Supply Chain Strategist: Resiliency In Abnormal Times
Written by: Lew Brown, Partner
While the pandemic's effects on the supply chain are only about 18 months old, it's been an eternity for companies caught in the middle, or worse, on the outside. Predictions for when things will calm down range from 12 months to much longer; in business, that's another eternity. Once we're on the other side, will things then go back to "normal"? Sure, but it's bound to be a new normal. Today's lessons learned under adversity are tomorrow's readiness for what will no doubt be new supplier dynamics.
"What If" Is Your Friend
Challenges like shortages of port workers and truckers aren't something you can really plan for. Or can you? Even as suppliers lift themselves back to normal production, the logistics bottleneck could be an ongoing wild card. How well are you prepared to endure "unnatural" time and cost? There's no magic bullet answer, other than the willingness to ask searching questions. For example, what if today's sky-high shipping rates never fully returned to the old normal? Would the rest of your plans still make sense? What are your alternatives?
When Will Next Be Ready?
Component suppliers haven't liked these disruptions any more than their customers, with one exception. There's now a legitimized reason to focus output on the most profitable (read: costly) leading-edge technologies. Products that depend on older, larger chips or a lower-cost display may be . They're likely to stay that way too; suppliers aren't keen to allocate resources to less profitable goods. On the other hand, some suppliers are now pushing older chips that have long been amortized. Does that abundance benefit you as much as your supplier? What's your strategy? Do you play the spot market until it dries up, or re-consider your engineering plans?
Trust But Verify
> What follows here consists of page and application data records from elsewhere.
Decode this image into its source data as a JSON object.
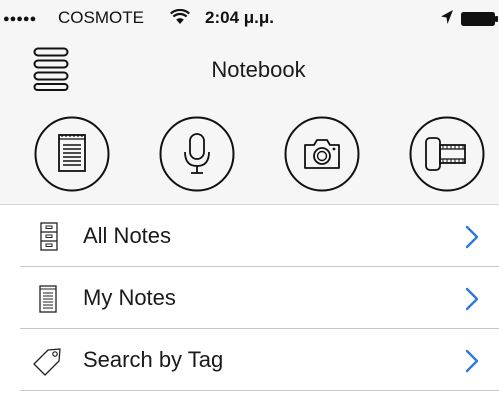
{
  "status_bar": {
    "signal": "●●●●●",
    "carrier": "COSMOTE",
    "time": "2:04 μ.μ."
  },
  "nav": {
    "title": "Notebook",
    "menu_icon": "hamburger-menu-icon"
  },
  "actions": [
    {
      "icon": "notepad-icon"
    },
    {
      "icon": "microphone-icon"
    },
    {
      "icon": "camera-icon"
    },
    {
      "icon": "film-roll-icon"
    }
  ],
  "list": [
    {
      "label": "All Notes",
      "icon": "file-cabinet-icon"
    },
    {
      "label": "My Notes",
      "icon": "notepad-icon"
    },
    {
      "label": "Search by Tag",
      "icon": "tag-icon"
    }
  ],
  "colors": {
    "accent": "#2f7ad8",
    "header_bg": "#f6f6f7",
    "separator": "#c8c8cc"
  }
}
Back before the pandemic, and for that matter, before the saber-rattling over trade and tariffs that actually began the disruptions, a good supplier relationship was like a marriage – not something you'd think to re-evaluate on a regular basis. Today, the market is more fluid and suppliers are less betrothed than they once were. Maybe you should be too. The best suppliers can try to give an honest estimation of capabilities, the less-best ones maybe can't. A regular review of these relationships (and alternatives) across the board will help to understand and reduce risk. In many cases, it can yield pleasant surprises, even under these trying circumstances.
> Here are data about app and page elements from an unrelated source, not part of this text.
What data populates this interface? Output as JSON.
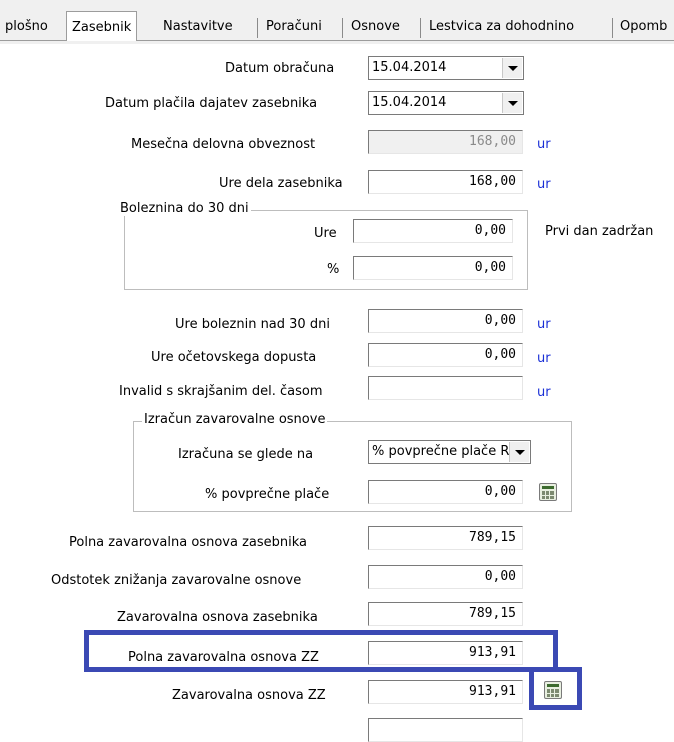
{
  "tabs": [
    {
      "label": "plošno"
    },
    {
      "label": "Zasebnik"
    },
    {
      "label": "Nastavitve"
    },
    {
      "label": "Poračuni"
    },
    {
      "label": "Osnove"
    },
    {
      "label": "Lestvica za dohodnino"
    },
    {
      "label": "Opomb"
    }
  ],
  "form": {
    "datum_obracuna": {
      "label": "Datum obračuna",
      "value": "15.04.2014"
    },
    "datum_placila": {
      "label": "Datum plačila dajatev zasebnika",
      "value": "15.04.2014"
    },
    "mesecna_obveznost": {
      "label": "Mesečna delovna obveznost",
      "value": "168,00",
      "unit": "ur"
    },
    "ure_dela": {
      "label": "Ure dela zasebnika",
      "value": "168,00",
      "unit": "ur"
    },
    "bolezen_group": {
      "title": "Boleznina do 30 dni",
      "ure_label": "Ure",
      "ure_value": "0,00",
      "pct_label": "%",
      "pct_value": "0,00",
      "side_label": "Prvi dan zadržan"
    },
    "bolezen_nad30": {
      "label": "Ure boleznin nad 30 dni",
      "value": "0,00",
      "unit": "ur"
    },
    "ocetovski": {
      "label": "Ure očetovskega dopusta",
      "value": "0,00",
      "unit": "ur"
    },
    "invalid": {
      "label": "Invalid s skrajšanim del. časom",
      "value": "",
      "unit": "ur"
    },
    "izracun_group": {
      "title": "Izračun zavarovalne osnove",
      "glede_label": "Izračuna se glede na",
      "glede_value": "% povprečne plače RS",
      "pct_label": "% povprečne plače",
      "pct_value": "0,00"
    },
    "polna_zasebnika": {
      "label": "Polna zavarovalna osnova zasebnika",
      "value": "789,15"
    },
    "odstotek": {
      "label": "Odstotek znižanja zavarovalne osnove",
      "value": "0,00"
    },
    "zav_zasebnika": {
      "label": "Zavarovalna osnova zasebnika",
      "value": "789,15"
    },
    "polna_zz": {
      "label": "Polna zavarovalna osnova ZZ",
      "value": "913,91"
    },
    "zav_zz": {
      "label": "Zavarovalna osnova ZZ",
      "value": "913,91"
    }
  },
  "colors": {
    "highlight": "#3b49b4",
    "unit": "#1a2fd6"
  }
}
Readers old enough to remember the 1973 oil embargo probably best recall the long lines at the gas station. It was the most visible sign of the problem, much like today's ships standing in wait at the port. However, the immense ripples of that global disruption ran much deeper. Gas prices rose from 25 cents per gallon to over a dollar. Daylight savings time became compulsory all year round to reduce energy. Economical cars from Honda and Toyota began to replace Big-3 guzzlers. The "official" disruption lasted only 7 months. The stock market recovered 9 months after that. But was the world ever the same? Put it this way – did you ever see gas for a quarter after that?
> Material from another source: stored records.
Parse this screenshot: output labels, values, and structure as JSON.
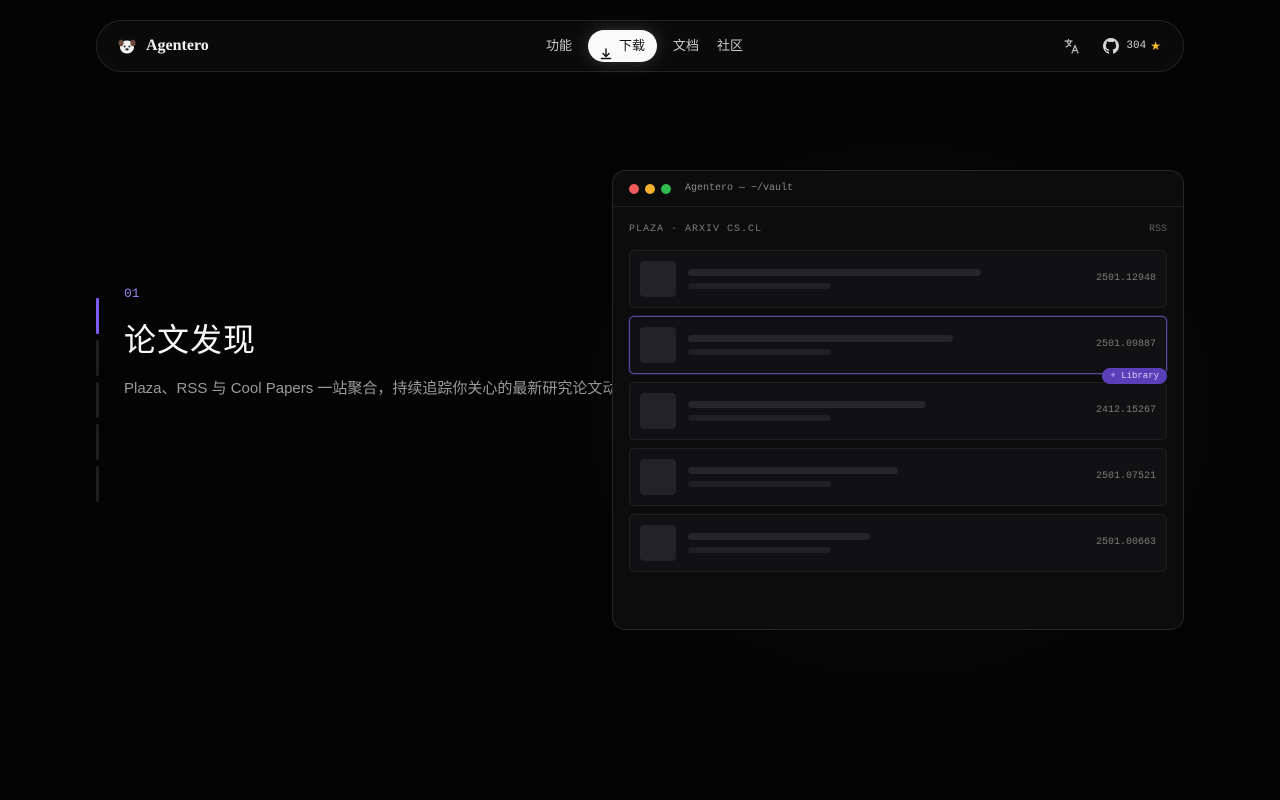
{
  "brand": {
    "name": "Agentero"
  },
  "nav": {
    "links": [
      "功能",
      "下载",
      "文档",
      "社区"
    ],
    "github_stars": "304"
  },
  "feature": {
    "number": "01",
    "title": "论文发现",
    "description": "Plaza、RSS 与 Cool Papers 一站聚合，持续追踪你关心的最新研究论文动态"
  },
  "window": {
    "title": "Agentero — ~/vault",
    "source_label": "PLAZA · ARXIV CS.CL",
    "rss_label": "RSS",
    "badge_label": "+ Library",
    "papers": [
      {
        "id": "2501.12948"
      },
      {
        "id": "2501.09887"
      },
      {
        "id": "2412.15267"
      },
      {
        "id": "2501.07521"
      },
      {
        "id": "2501.00663"
      }
    ]
  },
  "colors": {
    "accent": "#7c5cf0",
    "badge": "#5b3fb8",
    "star": "#f5b82e",
    "background": "#040404"
  },
  "icons": [
    "dog-logo-icon",
    "download-icon",
    "translate-icon",
    "github-icon",
    "star-icon"
  ]
}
This isn’t always true. While it may be true with smaller chip technologies as foundries what to move production into smaller footprints, some older technologies are being pushed because the costs of development have been amortized a long time ago and they are therefore MORE profitable. The rockchip rk 3126 is 7 years old and is still one of the most predominate chips used in Android tablets (as an example).